> [Work task]: All records are to be restated exactly, each line as it reads.

> [Information given]:
Segment Open

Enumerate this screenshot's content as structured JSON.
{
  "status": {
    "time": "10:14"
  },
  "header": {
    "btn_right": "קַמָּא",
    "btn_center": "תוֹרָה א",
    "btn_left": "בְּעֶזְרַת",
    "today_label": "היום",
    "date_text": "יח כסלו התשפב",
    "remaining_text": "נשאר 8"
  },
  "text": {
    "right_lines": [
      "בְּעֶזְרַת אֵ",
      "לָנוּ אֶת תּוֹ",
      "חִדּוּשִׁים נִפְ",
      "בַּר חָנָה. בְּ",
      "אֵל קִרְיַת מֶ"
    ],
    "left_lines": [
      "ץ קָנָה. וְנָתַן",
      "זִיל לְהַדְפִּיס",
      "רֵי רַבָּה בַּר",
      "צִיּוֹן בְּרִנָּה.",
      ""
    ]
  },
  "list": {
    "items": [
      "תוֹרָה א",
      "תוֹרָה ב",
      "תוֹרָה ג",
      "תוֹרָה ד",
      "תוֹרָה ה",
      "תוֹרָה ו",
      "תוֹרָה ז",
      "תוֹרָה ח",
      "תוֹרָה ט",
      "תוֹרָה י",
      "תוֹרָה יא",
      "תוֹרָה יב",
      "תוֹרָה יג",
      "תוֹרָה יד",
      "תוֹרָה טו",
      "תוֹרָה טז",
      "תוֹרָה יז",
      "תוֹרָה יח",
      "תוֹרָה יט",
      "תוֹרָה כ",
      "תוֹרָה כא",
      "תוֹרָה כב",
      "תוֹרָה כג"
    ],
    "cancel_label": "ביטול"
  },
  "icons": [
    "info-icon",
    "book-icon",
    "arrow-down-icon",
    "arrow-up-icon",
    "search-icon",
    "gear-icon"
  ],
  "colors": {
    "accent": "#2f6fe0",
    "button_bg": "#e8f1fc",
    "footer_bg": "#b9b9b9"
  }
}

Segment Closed

> [Solution for this task]:
Enumerate this screenshot's content as structured JSON.
{
  "status": {
    "time": "10:14"
  },
  "header": {
    "btn_right": "קַמָּא",
    "btn_center": "תוֹרָה א",
    "btn_left": "בְּעֶזְרַת",
    "today_label": "היום",
    "date_text": "יח כסלו התשפב",
    "remaining_text": "נשאר 8"
  },
  "text": {
    "right_lines": [
      "בְּעֶזְרַת אֵ",
      "לָנוּ אֶת תּוֹ",
      "חִדּוּשִׁים נִפְ",
      "בַּר חָנָה. בְּ",
      "אֵל קִרְיַת מֶ"
    ],
    "left_lines": [
      "ץ קָנָה. וְנָתַן",
      "זִיל לְהַדְפִּיס",
      "רֵי רַבָּה בַּר",
      "צִיּוֹן בְּרִנָּה.",
      ""
    ]
  },
  "list": {
    "items": [
      "תוֹרָה א",
      "תוֹרָה ב",
      "תוֹרָה ג",
      "תוֹרָה ד",
      "תוֹרָה ה",
      "תוֹרָה ו",
      "תוֹרָה ז",
      "תוֹרָה ח",
      "תוֹרָה ט",
      "תוֹרָה י",
      "תוֹרָה יא",
      "תוֹרָה יב",
      "תוֹרָה יג",
      "תוֹרָה יד",
      "תוֹרָה טו",
      "תוֹרָה טז",
      "תוֹרָה יז",
      "תוֹרָה יח",
      "תוֹרָה יט",
      "תוֹרָה כ",
      "תוֹרָה כא",
      "תוֹרָה כב",
      "תוֹרָה כג"
    ],
    "cancel_label": "ביטול"
  },
  "icons": [
    "info-icon",
    "book-icon",
    "arrow-down-icon",
    "arrow-up-icon",
    "search-icon",
    "gear-icon"
  ],
  "colors": {
    "accent": "#2f6fe0",
    "button_bg": "#e8f1fc",
    "footer_bg": "#b9b9b9"
  }
}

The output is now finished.